> _Task brief_:
Repeat each line of the data below exactly, but skip the pictures.

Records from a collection
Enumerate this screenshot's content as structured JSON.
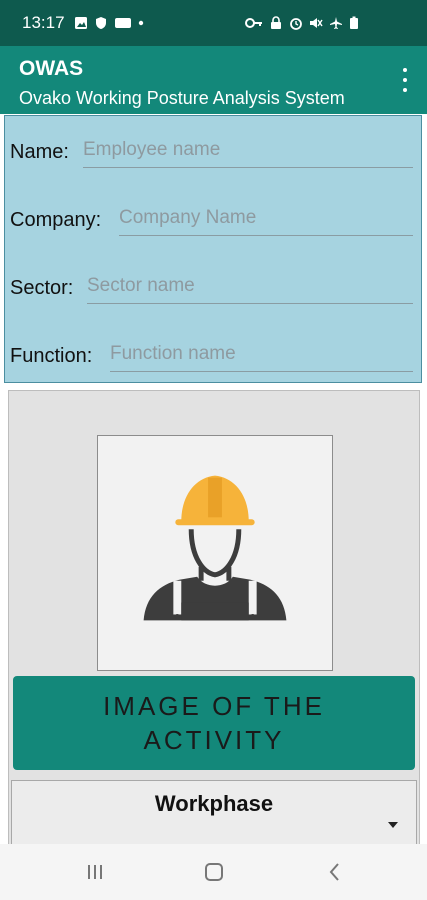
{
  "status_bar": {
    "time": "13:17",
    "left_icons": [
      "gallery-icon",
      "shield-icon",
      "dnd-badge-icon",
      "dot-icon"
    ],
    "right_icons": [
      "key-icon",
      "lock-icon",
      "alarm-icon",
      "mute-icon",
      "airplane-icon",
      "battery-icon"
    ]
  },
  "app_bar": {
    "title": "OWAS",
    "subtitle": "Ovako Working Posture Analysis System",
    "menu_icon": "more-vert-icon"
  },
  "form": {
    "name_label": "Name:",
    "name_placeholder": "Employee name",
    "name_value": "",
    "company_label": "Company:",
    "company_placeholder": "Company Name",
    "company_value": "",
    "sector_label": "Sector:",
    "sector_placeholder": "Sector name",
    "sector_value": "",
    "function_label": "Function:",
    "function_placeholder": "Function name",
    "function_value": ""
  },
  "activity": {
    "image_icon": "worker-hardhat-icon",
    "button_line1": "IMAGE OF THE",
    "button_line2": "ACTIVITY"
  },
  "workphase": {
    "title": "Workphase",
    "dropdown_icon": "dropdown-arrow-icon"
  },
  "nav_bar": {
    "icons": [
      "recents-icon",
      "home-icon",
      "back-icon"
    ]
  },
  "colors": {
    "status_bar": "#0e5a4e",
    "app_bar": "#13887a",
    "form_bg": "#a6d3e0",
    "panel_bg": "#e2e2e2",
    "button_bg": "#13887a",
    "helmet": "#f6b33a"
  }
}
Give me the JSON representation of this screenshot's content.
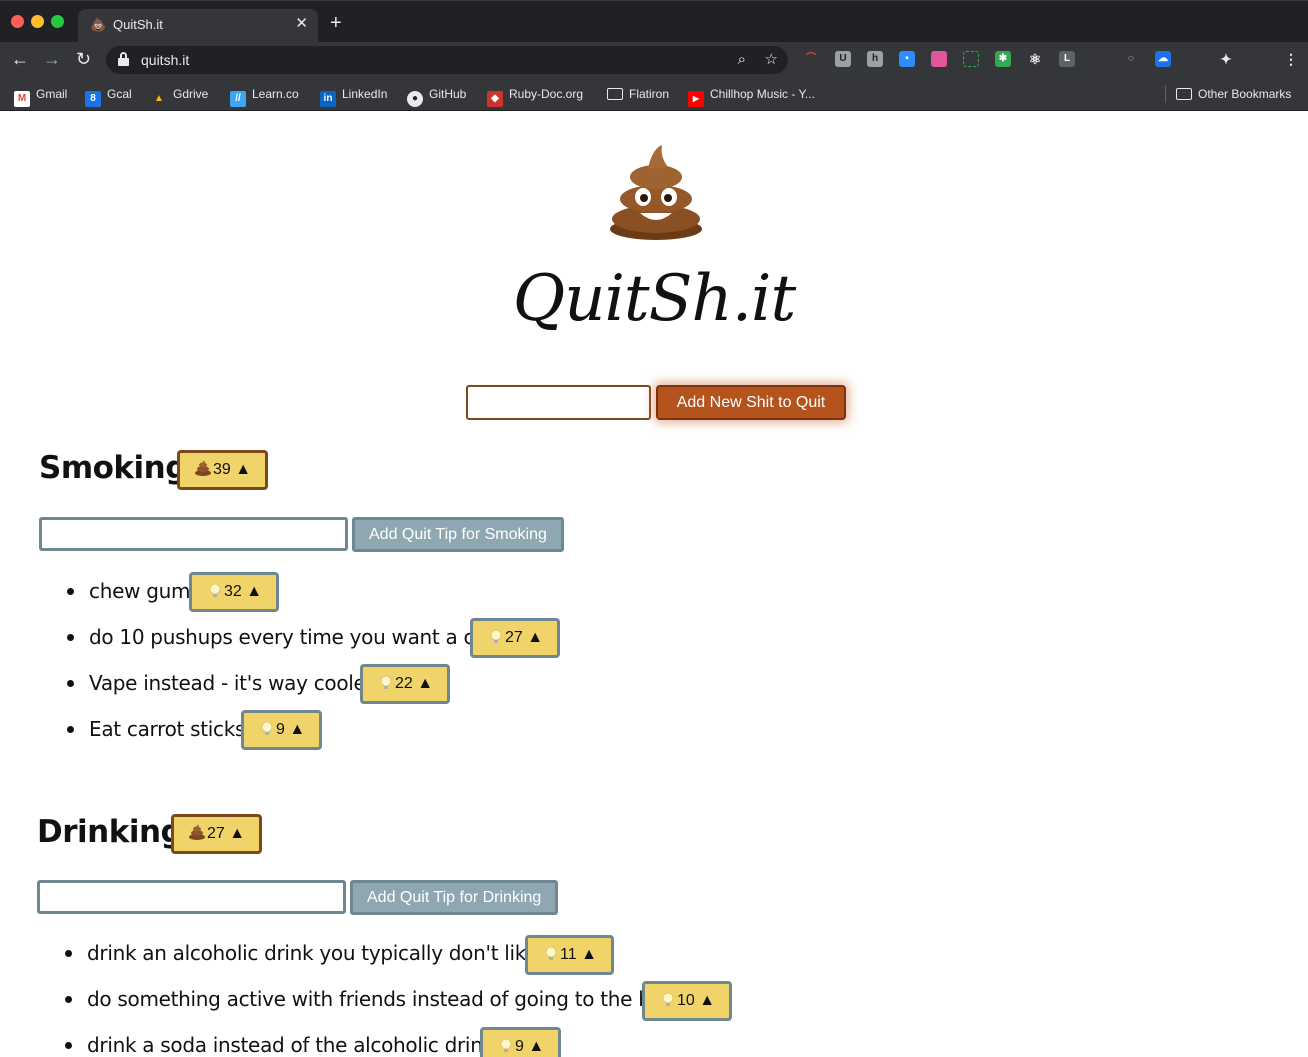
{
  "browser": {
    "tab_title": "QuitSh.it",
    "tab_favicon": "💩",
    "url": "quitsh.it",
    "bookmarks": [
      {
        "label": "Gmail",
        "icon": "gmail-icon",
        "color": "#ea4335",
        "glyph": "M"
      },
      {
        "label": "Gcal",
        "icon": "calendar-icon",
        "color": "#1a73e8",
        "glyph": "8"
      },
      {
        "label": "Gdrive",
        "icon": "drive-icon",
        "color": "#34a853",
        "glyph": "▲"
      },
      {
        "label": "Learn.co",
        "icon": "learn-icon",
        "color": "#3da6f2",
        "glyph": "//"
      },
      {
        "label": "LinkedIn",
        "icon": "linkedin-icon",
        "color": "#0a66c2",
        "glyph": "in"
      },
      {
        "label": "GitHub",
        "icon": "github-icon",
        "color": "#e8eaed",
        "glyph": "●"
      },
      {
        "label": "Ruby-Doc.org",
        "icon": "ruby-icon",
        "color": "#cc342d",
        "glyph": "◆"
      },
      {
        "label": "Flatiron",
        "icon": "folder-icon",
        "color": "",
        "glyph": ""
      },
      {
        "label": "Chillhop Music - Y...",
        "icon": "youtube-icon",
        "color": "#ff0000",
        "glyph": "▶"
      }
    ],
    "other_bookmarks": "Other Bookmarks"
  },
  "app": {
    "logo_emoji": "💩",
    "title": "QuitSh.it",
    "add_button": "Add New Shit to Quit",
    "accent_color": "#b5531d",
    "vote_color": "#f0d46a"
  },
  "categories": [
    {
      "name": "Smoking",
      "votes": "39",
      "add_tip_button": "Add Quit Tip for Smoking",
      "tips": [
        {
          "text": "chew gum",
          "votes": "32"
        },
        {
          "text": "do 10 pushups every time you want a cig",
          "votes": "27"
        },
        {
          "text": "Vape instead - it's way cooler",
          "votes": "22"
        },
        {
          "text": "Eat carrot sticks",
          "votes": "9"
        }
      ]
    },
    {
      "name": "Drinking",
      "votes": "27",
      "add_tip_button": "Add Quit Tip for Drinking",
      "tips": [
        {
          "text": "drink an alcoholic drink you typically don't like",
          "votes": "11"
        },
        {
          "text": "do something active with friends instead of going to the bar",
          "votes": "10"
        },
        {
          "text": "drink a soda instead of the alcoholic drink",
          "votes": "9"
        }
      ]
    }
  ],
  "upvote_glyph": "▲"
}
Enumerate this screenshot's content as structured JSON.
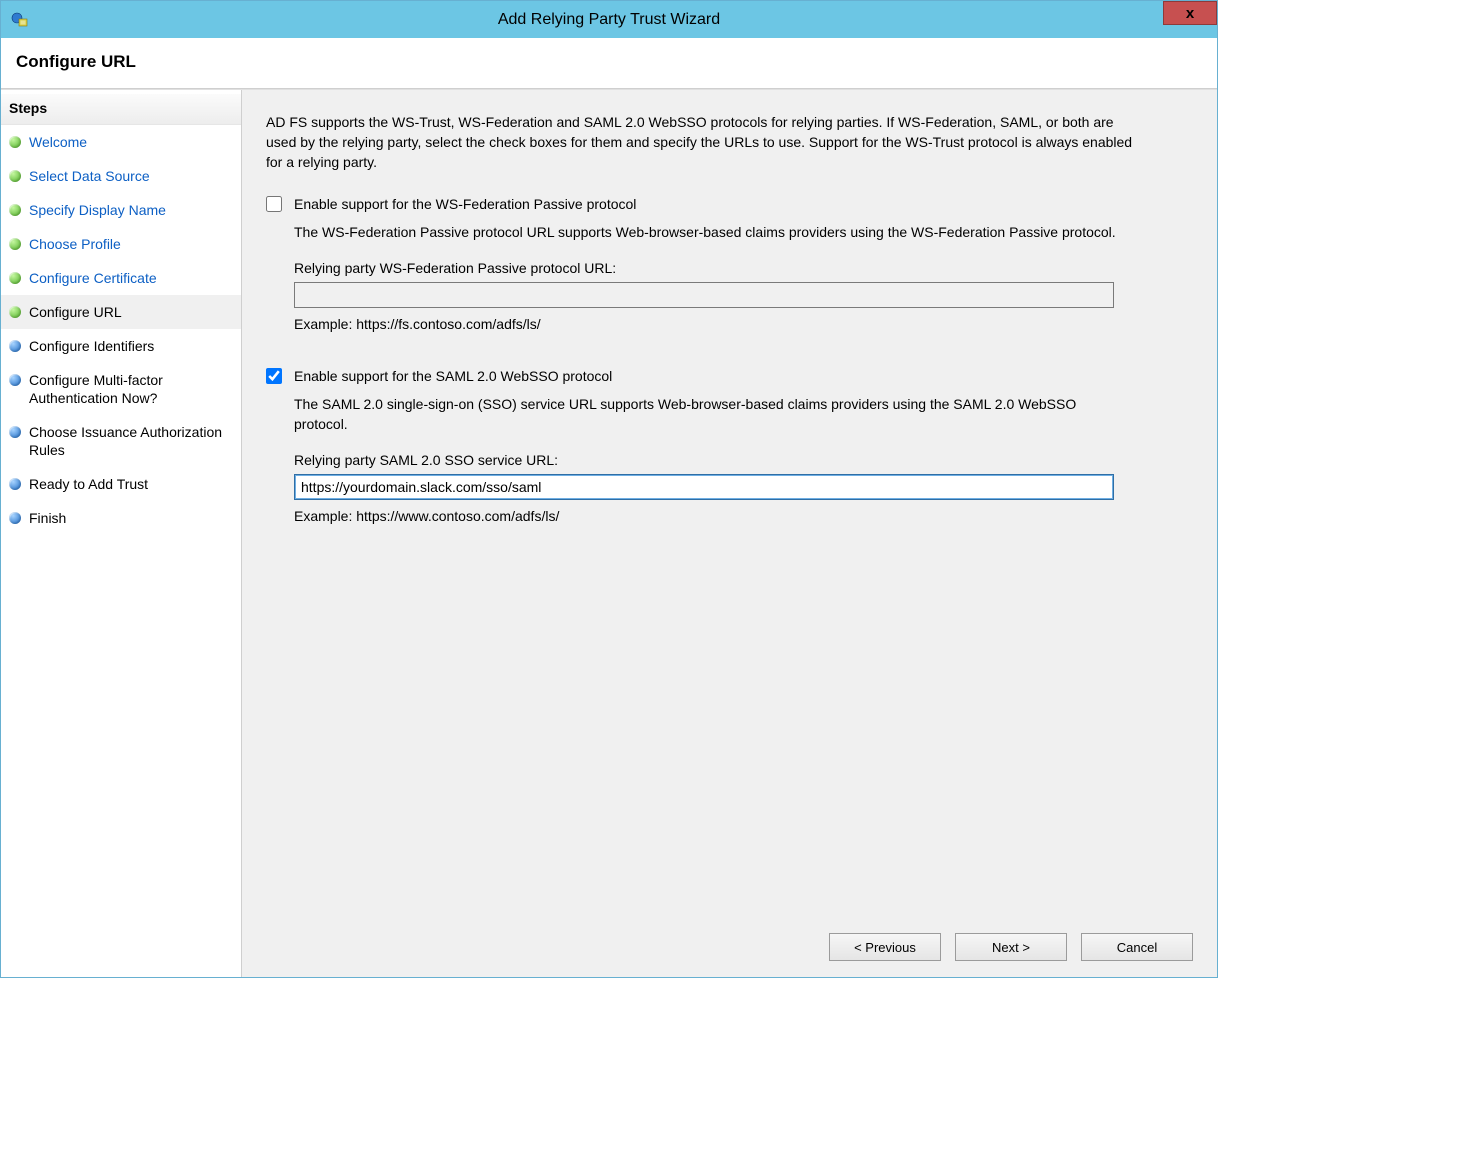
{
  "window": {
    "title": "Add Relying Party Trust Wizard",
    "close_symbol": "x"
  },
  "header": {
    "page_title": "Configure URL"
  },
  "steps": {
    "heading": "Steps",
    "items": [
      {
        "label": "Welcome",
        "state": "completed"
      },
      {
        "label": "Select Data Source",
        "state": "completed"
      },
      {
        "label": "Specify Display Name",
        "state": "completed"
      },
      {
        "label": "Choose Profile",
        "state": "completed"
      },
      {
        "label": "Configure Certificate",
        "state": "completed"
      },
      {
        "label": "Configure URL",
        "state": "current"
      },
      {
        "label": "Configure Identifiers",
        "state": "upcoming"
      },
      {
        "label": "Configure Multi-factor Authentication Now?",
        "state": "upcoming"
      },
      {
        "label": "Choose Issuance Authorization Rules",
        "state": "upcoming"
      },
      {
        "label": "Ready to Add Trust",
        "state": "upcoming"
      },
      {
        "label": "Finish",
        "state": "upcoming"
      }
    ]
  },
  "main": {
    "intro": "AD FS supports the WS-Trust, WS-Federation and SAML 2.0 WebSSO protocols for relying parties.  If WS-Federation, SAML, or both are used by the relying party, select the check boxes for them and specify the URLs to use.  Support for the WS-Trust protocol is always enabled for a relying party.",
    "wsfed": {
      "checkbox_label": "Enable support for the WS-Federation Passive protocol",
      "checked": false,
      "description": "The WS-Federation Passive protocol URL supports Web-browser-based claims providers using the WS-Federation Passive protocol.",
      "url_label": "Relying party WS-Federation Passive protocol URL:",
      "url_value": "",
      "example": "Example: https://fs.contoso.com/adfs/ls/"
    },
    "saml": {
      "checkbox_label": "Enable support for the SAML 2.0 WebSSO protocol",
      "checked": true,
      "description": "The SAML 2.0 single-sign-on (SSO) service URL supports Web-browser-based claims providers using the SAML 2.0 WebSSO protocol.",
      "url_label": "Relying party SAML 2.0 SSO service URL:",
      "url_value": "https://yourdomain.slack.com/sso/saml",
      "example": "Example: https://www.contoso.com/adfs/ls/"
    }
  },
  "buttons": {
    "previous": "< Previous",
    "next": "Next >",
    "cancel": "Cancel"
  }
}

> _Result of the exercise_:
Enumerate this screenshot's content as structured JSON.
{
  "status_bar": {
    "time": "13:17",
    "left_icons": [
      "gallery-icon",
      "shield-icon",
      "dnd-badge-icon",
      "dot-icon"
    ],
    "right_icons": [
      "key-icon",
      "lock-icon",
      "alarm-icon",
      "mute-icon",
      "airplane-icon",
      "battery-icon"
    ]
  },
  "app_bar": {
    "title": "OWAS",
    "subtitle": "Ovako Working Posture Analysis System",
    "menu_icon": "more-vert-icon"
  },
  "form": {
    "name_label": "Name:",
    "name_placeholder": "Employee name",
    "name_value": "",
    "company_label": "Company:",
    "company_placeholder": "Company Name",
    "company_value": "",
    "sector_label": "Sector:",
    "sector_placeholder": "Sector name",
    "sector_value": "",
    "function_label": "Function:",
    "function_placeholder": "Function name",
    "function_value": ""
  },
  "activity": {
    "image_icon": "worker-hardhat-icon",
    "button_line1": "IMAGE OF THE",
    "button_line2": "ACTIVITY"
  },
  "workphase": {
    "title": "Workphase",
    "dropdown_icon": "dropdown-arrow-icon"
  },
  "nav_bar": {
    "icons": [
      "recents-icon",
      "home-icon",
      "back-icon"
    ]
  },
  "colors": {
    "status_bar": "#0e5a4e",
    "app_bar": "#13887a",
    "form_bg": "#a6d3e0",
    "panel_bg": "#e2e2e2",
    "button_bg": "#13887a",
    "helmet": "#f6b33a"
  }
}
Give me the JSON representation of this screenshot's content.
{
  "browser": {
    "tab_title": "QuitSh.it",
    "tab_favicon": "💩",
    "url": "quitsh.it",
    "bookmarks": [
      {
        "label": "Gmail",
        "icon": "gmail-icon",
        "color": "#ea4335",
        "glyph": "M"
      },
      {
        "label": "Gcal",
        "icon": "calendar-icon",
        "color": "#1a73e8",
        "glyph": "8"
      },
      {
        "label": "Gdrive",
        "icon": "drive-icon",
        "color": "#34a853",
        "glyph": "▲"
      },
      {
        "label": "Learn.co",
        "icon": "learn-icon",
        "color": "#3da6f2",
        "glyph": "//"
      },
      {
        "label": "LinkedIn",
        "icon": "linkedin-icon",
        "color": "#0a66c2",
        "glyph": "in"
      },
      {
        "label": "GitHub",
        "icon": "github-icon",
        "color": "#e8eaed",
        "glyph": "●"
      },
      {
        "label": "Ruby-Doc.org",
        "icon": "ruby-icon",
        "color": "#cc342d",
        "glyph": "◆"
      },
      {
        "label": "Flatiron",
        "icon": "folder-icon",
        "color": "",
        "glyph": ""
      },
      {
        "label": "Chillhop Music - Y...",
        "icon": "youtube-icon",
        "color": "#ff0000",
        "glyph": "▶"
      }
    ],
    "other_bookmarks": "Other Bookmarks"
  },
  "app": {
    "logo_emoji": "💩",
    "title": "QuitSh.it",
    "add_button": "Add New Shit to Quit",
    "accent_color": "#b5531d",
    "vote_color": "#f0d46a"
  },
  "categories": [
    {
      "name": "Smoking",
      "votes": "39",
      "add_tip_button": "Add Quit Tip for Smoking",
      "tips": [
        {
          "text": "chew gum",
          "votes": "32"
        },
        {
          "text": "do 10 pushups every time you want a cig",
          "votes": "27"
        },
        {
          "text": "Vape instead - it's way cooler",
          "votes": "22"
        },
        {
          "text": "Eat carrot sticks",
          "votes": "9"
        }
      ]
    },
    {
      "name": "Drinking",
      "votes": "27",
      "add_tip_button": "Add Quit Tip for Drinking",
      "tips": [
        {
          "text": "drink an alcoholic drink you typically don't like",
          "votes": "11"
        },
        {
          "text": "do something active with friends instead of going to the bar",
          "votes": "10"
        },
        {
          "text": "drink a soda instead of the alcoholic drink",
          "votes": "9"
        }
      ]
    }
  ],
  "upvote_glyph": "▲"
}
Enumerate this screenshot's content as structured JSON.
{
  "window": {
    "title": "Add Relying Party Trust Wizard",
    "close_symbol": "x"
  },
  "header": {
    "page_title": "Configure URL"
  },
  "steps": {
    "heading": "Steps",
    "items": [
      {
        "label": "Welcome",
        "state": "completed"
      },
      {
        "label": "Select Data Source",
        "state": "completed"
      },
      {
        "label": "Specify Display Name",
        "state": "completed"
      },
      {
        "label": "Choose Profile",
        "state": "completed"
      },
      {
        "label": "Configure Certificate",
        "state": "completed"
      },
      {
        "label": "Configure URL",
        "state": "current"
      },
      {
        "label": "Configure Identifiers",
        "state": "upcoming"
      },
      {
        "label": "Configure Multi-factor Authentication Now?",
        "state": "upcoming"
      },
      {
        "label": "Choose Issuance Authorization Rules",
        "state": "upcoming"
      },
      {
        "label": "Ready to Add Trust",
        "state": "upcoming"
      },
      {
        "label": "Finish",
        "state": "upcoming"
      }
    ]
  },
  "main": {
    "intro": "AD FS supports the WS-Trust, WS-Federation and SAML 2.0 WebSSO protocols for relying parties.  If WS-Federation, SAML, or both are used by the relying party, select the check boxes for them and specify the URLs to use.  Support for the WS-Trust protocol is always enabled for a relying party.",
    "wsfed": {
      "checkbox_label": "Enable support for the WS-Federation Passive protocol",
      "checked": false,
      "description": "The WS-Federation Passive protocol URL supports Web-browser-based claims providers using the WS-Federation Passive protocol.",
      "url_label": "Relying party WS-Federation Passive protocol URL:",
      "url_value": "",
      "example": "Example: https://fs.contoso.com/adfs/ls/"
    },
    "saml": {
      "checkbox_label": "Enable support for the SAML 2.0 WebSSO protocol",
      "checked": true,
      "description": "The SAML 2.0 single-sign-on (SSO) service URL supports Web-browser-based claims providers using the SAML 2.0 WebSSO protocol.",
      "url_label": "Relying party SAML 2.0 SSO service URL:",
      "url_value": "https://yourdomain.slack.com/sso/saml",
      "example": "Example: https://www.contoso.com/adfs/ls/"
    }
  },
  "buttons": {
    "previous": "< Previous",
    "next": "Next >",
    "cancel": "Cancel"
  }
}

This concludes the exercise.